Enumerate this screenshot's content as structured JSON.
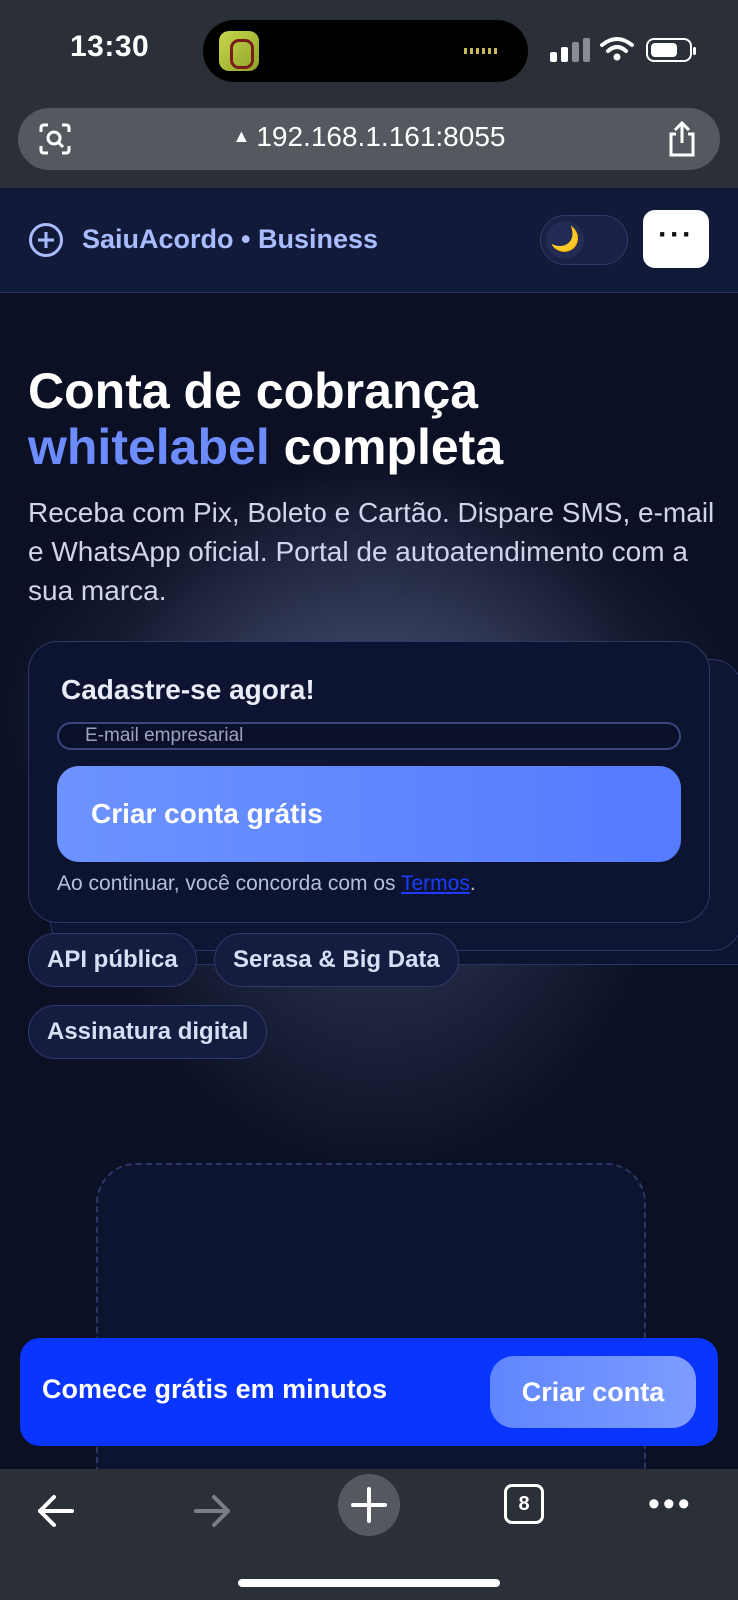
{
  "status_bar": {
    "time": "13:30"
  },
  "browser": {
    "url": "192.168.1.161:8055",
    "tabs_count": "8"
  },
  "header": {
    "brand": "SaiuAcordo • Business"
  },
  "hero": {
    "title_line1": "Conta de cobrança",
    "title_accent": "whitelabel",
    "title_rest": " completa",
    "subtitle": "Receba com Pix, Boleto e Cartão. Dispare SMS, e-mail e WhatsApp oficial. Portal de autoatendimento com a sua marca."
  },
  "signup": {
    "title": "Cadastre-se agora!",
    "email_placeholder": "E-mail empresarial",
    "submit_label": "Criar conta grátis",
    "terms_prefix": "Ao continuar, você concorda com os ",
    "terms_link": "Termos",
    "terms_suffix": "."
  },
  "features": [
    "API pública",
    "Serasa & Big Data",
    "Assinatura digital"
  ],
  "cta_banner": {
    "text": "Comece grátis em minutos",
    "button": "Criar conta"
  },
  "colors": {
    "accent": "#6d8cff",
    "banner": "#0a35ff",
    "background": "#0b1024"
  }
}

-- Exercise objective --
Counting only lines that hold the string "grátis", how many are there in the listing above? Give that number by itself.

-- Answer space --
2